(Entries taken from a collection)
╔══

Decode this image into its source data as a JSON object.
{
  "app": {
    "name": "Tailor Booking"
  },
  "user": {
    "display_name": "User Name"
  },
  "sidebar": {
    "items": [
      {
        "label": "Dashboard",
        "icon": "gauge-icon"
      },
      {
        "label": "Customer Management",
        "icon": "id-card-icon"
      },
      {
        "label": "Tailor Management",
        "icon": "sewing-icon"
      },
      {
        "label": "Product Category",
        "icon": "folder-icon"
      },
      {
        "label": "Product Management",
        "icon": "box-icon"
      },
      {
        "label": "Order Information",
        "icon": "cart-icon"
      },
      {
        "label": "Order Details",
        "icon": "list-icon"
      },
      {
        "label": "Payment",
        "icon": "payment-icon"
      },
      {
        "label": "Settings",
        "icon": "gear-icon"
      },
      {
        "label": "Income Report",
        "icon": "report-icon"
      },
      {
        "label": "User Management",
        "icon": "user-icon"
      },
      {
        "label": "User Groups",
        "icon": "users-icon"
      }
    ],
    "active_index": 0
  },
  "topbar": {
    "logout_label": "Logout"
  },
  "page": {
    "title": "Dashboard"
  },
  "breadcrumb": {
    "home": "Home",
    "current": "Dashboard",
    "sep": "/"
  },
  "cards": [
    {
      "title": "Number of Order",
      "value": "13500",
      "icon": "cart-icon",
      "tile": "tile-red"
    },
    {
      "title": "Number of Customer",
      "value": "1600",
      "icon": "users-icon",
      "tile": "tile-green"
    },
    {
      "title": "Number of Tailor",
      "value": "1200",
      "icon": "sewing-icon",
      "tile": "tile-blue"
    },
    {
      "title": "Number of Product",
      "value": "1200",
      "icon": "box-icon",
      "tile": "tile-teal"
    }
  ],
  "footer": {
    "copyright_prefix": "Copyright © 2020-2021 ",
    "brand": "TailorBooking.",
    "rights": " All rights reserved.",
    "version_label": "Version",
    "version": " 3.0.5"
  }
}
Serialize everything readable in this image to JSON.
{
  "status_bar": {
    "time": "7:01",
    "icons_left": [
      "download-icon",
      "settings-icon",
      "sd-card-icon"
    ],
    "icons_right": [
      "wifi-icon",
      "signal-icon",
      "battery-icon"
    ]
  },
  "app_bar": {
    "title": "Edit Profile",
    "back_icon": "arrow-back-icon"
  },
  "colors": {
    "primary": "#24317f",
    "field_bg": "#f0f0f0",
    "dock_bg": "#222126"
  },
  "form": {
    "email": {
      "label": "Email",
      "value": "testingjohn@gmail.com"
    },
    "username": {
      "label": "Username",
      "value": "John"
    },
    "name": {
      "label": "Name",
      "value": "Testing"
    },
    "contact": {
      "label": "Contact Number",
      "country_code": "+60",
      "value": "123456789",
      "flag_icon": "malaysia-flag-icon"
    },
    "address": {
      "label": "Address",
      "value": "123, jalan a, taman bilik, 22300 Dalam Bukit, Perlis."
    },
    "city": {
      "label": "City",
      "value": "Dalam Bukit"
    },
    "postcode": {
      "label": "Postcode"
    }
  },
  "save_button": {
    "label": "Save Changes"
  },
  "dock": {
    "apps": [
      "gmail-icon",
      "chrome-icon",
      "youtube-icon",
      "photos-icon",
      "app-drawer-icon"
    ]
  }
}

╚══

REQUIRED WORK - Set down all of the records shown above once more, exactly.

RESPONSE TO THIS TASK -
Decode this image into its source data as a JSON object.
{
  "app": {
    "name": "Tailor Booking"
  },
  "user": {
    "display_name": "User Name"
  },
  "sidebar": {
    "items": [
      {
        "label": "Dashboard",
        "icon": "gauge-icon"
      },
      {
        "label": "Customer Management",
        "icon": "id-card-icon"
      },
      {
        "label": "Tailor Management",
        "icon": "sewing-icon"
      },
      {
        "label": "Product Category",
        "icon": "folder-icon"
      },
      {
        "label": "Product Management",
        "icon": "box-icon"
      },
      {
        "label": "Order Information",
        "icon": "cart-icon"
      },
      {
        "label": "Order Details",
        "icon": "list-icon"
      },
      {
        "label": "Payment",
        "icon": "payment-icon"
      },
      {
        "label": "Settings",
        "icon": "gear-icon"
      },
      {
        "label": "Income Report",
        "icon": "report-icon"
      },
      {
        "label": "User Management",
        "icon": "user-icon"
      },
      {
        "label": "User Groups",
        "icon": "users-icon"
      }
    ],
    "active_index": 0
  },
  "topbar": {
    "logout_label": "Logout"
  },
  "page": {
    "title": "Dashboard"
  },
  "breadcrumb": {
    "home": "Home",
    "current": "Dashboard",
    "sep": "/"
  },
  "cards": [
    {
      "title": "Number of Order",
      "value": "13500",
      "icon": "cart-icon",
      "tile": "tile-red"
    },
    {
      "title": "Number of Customer",
      "value": "1600",
      "icon": "users-icon",
      "tile": "tile-green"
    },
    {
      "title": "Number of Tailor",
      "value": "1200",
      "icon": "sewing-icon",
      "tile": "tile-blue"
    },
    {
      "title": "Number of Product",
      "value": "1200",
      "icon": "box-icon",
      "tile": "tile-teal"
    }
  ],
  "footer": {
    "copyright_prefix": "Copyright © 2020-2021 ",
    "brand": "TailorBooking.",
    "rights": " All rights reserved.",
    "version_label": "Version",
    "version": " 3.0.5"
  }
}
Serialize everything readable in this image to JSON.
{
  "status_bar": {
    "time": "7:01",
    "icons_left": [
      "download-icon",
      "settings-icon",
      "sd-card-icon"
    ],
    "icons_right": [
      "wifi-icon",
      "signal-icon",
      "battery-icon"
    ]
  },
  "app_bar": {
    "title": "Edit Profile",
    "back_icon": "arrow-back-icon"
  },
  "colors": {
    "primary": "#24317f",
    "field_bg": "#f0f0f0",
    "dock_bg": "#222126"
  },
  "form": {
    "email": {
      "label": "Email",
      "value": "testingjohn@gmail.com"
    },
    "username": {
      "label": "Username",
      "value": "John"
    },
    "name": {
      "label": "Name",
      "value": "Testing"
    },
    "contact": {
      "label": "Contact Number",
      "country_code": "+60",
      "value": "123456789",
      "flag_icon": "malaysia-flag-icon"
    },
    "address": {
      "label": "Address",
      "value": "123, jalan a, taman bilik, 22300 Dalam Bukit, Perlis."
    },
    "city": {
      "label": "City",
      "value": "Dalam Bukit"
    },
    "postcode": {
      "label": "Postcode"
    }
  },
  "save_button": {
    "label": "Save Changes"
  },
  "dock": {
    "apps": [
      "gmail-icon",
      "chrome-icon",
      "youtube-icon",
      "photos-icon",
      "app-drawer-icon"
    ]
  }
}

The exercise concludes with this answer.